Trial by Twitter

Trials by TwitterThe New Yorker’s Ariel Levy reports on the role that social media played in the Steubenville rape case:


Law Firms and Social Media

Steven Matthews has a great post on Slaw (Canada’s online legal magazine) on how law firms fail at social media. His observations (along with his recommendations) should be required reading for anyone thinking of using social media to advance their legal practice.

Report on “New Media” and the Courts

On August 26 of this year, the Conference of Court Public Information Officers (CCPIO) released a report titled “New Media and the Courts.” CCPIO surveyed members of the judiciary to see if and how they used such things as Twitter, Facebook, YouTube and Wikipedia. The results show that about 40% of judges used social media profile sites but judges not standing for re-election were much less likely to be on such sites. Generally, judges used the sites in their personal lives and many questioned the ability of using it professionally without compromising professional conduct codes of ethics. The entire report is more than 100 pages.

Social Media and Law Students: A Best Practices Guide
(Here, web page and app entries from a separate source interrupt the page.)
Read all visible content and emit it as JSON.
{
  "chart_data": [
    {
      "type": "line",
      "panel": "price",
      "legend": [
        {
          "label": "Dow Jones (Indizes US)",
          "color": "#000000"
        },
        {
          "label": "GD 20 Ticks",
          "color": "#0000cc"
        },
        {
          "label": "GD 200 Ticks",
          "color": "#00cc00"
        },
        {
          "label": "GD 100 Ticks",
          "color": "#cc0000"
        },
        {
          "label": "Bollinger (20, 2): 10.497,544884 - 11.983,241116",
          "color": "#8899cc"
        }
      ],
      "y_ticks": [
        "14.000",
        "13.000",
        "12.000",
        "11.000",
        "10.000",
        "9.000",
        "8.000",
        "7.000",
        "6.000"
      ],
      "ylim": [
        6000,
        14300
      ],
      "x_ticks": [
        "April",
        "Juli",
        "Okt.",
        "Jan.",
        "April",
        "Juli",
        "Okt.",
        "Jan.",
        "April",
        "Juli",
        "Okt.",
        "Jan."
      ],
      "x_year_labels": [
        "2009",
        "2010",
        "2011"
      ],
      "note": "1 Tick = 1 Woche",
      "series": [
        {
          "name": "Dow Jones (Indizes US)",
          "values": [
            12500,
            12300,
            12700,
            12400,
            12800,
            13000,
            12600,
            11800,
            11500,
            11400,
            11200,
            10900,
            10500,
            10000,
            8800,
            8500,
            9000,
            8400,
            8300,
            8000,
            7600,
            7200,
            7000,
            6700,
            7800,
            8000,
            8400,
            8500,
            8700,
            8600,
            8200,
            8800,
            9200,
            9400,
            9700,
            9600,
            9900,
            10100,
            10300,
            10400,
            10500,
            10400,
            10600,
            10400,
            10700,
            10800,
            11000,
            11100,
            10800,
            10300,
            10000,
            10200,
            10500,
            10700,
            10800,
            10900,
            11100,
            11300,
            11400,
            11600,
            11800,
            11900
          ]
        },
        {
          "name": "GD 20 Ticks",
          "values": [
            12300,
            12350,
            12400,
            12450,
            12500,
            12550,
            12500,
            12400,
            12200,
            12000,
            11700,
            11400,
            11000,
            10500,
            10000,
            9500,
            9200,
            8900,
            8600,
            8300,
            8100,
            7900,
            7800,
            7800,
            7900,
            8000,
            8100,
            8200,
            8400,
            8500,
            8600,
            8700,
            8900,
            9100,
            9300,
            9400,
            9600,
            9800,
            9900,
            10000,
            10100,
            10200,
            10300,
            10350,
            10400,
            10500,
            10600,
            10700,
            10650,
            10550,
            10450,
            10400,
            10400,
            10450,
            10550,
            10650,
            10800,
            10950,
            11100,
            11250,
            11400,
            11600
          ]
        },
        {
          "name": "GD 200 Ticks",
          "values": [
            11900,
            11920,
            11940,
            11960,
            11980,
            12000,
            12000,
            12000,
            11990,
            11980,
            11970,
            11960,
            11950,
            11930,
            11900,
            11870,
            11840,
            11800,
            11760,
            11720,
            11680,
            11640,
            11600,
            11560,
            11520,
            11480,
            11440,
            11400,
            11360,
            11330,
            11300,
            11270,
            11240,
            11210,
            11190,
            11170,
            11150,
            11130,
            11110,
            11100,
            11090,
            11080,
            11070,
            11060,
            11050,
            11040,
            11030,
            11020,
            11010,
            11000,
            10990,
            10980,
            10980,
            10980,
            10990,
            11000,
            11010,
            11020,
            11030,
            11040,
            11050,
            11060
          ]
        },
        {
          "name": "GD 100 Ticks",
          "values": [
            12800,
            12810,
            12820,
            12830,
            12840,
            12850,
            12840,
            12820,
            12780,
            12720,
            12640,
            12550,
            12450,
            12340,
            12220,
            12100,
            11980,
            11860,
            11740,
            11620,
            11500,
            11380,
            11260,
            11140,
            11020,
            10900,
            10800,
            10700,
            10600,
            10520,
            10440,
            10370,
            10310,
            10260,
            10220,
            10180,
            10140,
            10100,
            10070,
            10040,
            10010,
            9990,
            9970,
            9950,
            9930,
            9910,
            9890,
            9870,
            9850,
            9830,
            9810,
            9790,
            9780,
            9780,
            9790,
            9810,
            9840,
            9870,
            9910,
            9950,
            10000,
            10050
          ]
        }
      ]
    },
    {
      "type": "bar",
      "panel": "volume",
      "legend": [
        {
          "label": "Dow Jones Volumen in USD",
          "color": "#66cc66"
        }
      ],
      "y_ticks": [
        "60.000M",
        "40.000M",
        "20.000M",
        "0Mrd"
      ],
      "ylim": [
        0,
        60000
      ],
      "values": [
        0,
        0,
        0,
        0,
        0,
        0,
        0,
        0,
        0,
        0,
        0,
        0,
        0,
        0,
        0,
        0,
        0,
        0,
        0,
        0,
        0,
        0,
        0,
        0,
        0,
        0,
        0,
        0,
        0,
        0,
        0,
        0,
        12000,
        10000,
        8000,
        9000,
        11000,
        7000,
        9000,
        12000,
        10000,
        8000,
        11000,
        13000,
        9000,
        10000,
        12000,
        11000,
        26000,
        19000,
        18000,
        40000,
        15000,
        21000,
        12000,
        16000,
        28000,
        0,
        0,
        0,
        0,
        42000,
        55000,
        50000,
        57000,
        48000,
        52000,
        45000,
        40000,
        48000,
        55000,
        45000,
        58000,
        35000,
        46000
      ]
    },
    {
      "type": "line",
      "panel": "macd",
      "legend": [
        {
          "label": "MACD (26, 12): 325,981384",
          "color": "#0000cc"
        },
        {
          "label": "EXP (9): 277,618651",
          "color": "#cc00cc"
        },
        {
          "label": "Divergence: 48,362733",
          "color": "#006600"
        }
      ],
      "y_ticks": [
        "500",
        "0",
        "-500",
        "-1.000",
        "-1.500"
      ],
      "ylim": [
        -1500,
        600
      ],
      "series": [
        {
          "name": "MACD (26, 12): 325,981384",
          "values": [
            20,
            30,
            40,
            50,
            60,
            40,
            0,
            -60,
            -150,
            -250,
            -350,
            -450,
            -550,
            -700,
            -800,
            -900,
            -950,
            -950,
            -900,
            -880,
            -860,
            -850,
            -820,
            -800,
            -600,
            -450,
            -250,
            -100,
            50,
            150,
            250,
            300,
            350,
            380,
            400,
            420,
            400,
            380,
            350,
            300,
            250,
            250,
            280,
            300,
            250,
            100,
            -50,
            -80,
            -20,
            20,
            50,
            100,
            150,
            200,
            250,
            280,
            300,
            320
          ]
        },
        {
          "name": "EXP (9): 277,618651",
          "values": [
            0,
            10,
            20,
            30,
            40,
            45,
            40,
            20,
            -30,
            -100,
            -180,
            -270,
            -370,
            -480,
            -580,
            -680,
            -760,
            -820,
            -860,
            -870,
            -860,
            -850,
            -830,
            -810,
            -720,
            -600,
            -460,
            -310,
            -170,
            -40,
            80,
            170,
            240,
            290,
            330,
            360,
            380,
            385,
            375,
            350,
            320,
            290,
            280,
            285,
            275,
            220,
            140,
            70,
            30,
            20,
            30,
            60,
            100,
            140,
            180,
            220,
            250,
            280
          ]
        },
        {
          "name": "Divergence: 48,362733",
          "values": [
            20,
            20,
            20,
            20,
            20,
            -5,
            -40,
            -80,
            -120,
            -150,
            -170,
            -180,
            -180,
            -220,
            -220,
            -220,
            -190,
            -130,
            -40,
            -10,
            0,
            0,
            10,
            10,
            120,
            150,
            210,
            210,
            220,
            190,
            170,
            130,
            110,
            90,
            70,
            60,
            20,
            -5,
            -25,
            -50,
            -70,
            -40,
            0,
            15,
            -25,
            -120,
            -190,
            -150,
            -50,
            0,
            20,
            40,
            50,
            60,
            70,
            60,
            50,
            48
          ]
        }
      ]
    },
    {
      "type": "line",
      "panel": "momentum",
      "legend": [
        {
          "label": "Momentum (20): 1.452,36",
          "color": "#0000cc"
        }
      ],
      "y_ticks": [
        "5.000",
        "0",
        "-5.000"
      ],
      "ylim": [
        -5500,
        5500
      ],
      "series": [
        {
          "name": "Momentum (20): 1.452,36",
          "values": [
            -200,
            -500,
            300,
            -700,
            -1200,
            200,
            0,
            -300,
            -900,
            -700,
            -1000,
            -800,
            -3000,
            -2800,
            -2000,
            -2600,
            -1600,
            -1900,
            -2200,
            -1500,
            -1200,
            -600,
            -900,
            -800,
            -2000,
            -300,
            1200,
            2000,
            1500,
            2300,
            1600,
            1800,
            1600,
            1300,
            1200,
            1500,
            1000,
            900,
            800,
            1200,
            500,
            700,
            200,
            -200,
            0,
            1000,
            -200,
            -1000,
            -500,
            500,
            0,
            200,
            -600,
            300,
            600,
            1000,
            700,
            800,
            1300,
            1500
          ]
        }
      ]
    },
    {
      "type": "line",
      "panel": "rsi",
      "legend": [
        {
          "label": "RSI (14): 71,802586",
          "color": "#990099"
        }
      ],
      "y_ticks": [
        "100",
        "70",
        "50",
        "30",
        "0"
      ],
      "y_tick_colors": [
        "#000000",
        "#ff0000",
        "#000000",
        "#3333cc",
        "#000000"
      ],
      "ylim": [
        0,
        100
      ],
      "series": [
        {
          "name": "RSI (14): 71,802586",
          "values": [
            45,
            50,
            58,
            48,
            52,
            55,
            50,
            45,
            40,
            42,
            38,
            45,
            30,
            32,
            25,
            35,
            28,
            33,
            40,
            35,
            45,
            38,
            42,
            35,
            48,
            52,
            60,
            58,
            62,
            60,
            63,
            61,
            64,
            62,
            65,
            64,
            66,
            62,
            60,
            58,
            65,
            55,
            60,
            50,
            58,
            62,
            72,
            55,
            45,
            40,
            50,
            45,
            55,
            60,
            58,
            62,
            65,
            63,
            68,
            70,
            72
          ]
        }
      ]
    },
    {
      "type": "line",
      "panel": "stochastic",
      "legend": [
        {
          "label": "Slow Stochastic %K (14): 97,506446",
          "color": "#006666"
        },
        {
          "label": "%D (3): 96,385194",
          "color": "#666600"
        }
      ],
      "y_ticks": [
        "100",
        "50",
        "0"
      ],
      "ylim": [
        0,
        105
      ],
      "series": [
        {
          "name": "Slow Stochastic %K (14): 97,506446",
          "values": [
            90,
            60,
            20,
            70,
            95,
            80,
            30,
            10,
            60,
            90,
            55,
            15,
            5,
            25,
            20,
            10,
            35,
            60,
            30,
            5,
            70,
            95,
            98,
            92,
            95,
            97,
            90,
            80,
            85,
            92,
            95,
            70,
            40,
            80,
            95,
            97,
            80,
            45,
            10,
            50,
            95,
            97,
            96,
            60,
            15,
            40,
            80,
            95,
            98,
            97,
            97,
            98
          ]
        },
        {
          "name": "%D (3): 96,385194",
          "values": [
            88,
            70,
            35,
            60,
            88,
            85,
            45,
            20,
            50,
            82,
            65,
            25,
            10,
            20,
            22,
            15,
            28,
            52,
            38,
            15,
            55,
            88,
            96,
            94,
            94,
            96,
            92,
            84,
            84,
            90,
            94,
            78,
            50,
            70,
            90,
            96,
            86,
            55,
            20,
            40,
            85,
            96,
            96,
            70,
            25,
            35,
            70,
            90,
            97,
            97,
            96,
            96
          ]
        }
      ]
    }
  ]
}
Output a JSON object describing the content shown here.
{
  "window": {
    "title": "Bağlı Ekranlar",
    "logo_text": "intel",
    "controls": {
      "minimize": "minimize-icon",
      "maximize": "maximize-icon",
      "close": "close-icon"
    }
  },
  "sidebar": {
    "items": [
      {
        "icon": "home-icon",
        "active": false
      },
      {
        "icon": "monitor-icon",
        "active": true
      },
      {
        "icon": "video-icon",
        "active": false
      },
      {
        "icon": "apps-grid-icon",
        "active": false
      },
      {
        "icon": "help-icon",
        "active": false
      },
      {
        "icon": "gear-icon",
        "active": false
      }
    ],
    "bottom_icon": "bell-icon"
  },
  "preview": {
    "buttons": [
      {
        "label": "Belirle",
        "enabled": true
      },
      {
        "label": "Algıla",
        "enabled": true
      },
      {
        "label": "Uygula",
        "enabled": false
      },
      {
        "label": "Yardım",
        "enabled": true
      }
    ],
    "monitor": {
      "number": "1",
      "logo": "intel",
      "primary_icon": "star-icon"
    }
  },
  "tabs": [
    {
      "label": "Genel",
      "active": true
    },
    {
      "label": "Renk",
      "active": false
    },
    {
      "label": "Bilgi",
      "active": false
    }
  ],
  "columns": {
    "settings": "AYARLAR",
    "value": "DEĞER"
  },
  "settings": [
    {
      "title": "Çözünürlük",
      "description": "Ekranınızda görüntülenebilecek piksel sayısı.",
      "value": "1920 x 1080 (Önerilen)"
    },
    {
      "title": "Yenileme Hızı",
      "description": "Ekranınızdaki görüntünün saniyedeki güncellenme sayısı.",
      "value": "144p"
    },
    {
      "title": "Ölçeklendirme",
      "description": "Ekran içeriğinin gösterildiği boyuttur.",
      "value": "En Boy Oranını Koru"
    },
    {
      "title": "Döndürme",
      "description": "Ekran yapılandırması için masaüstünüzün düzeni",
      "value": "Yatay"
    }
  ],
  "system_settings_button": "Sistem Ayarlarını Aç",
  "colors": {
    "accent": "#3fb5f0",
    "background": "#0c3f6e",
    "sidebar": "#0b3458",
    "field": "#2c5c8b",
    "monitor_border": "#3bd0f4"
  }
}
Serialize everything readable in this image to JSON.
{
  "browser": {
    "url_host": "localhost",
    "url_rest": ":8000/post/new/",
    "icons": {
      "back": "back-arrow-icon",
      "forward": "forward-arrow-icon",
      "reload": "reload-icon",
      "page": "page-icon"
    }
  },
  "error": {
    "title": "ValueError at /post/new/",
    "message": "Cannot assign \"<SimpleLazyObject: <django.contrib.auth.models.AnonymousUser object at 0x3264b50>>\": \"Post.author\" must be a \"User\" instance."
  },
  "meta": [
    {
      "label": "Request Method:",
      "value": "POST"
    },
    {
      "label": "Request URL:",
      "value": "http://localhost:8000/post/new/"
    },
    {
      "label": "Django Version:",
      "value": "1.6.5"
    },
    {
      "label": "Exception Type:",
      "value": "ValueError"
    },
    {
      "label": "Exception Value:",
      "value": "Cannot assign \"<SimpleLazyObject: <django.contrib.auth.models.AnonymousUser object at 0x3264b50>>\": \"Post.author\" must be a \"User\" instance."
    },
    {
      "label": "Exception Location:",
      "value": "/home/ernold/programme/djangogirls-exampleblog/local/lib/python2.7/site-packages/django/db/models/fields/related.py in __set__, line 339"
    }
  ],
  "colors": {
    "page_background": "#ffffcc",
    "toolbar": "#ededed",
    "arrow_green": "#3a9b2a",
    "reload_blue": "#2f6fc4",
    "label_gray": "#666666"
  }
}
Advice for using social media applications like Facebook, MySpace and Twitter as a way for law students to market themselves.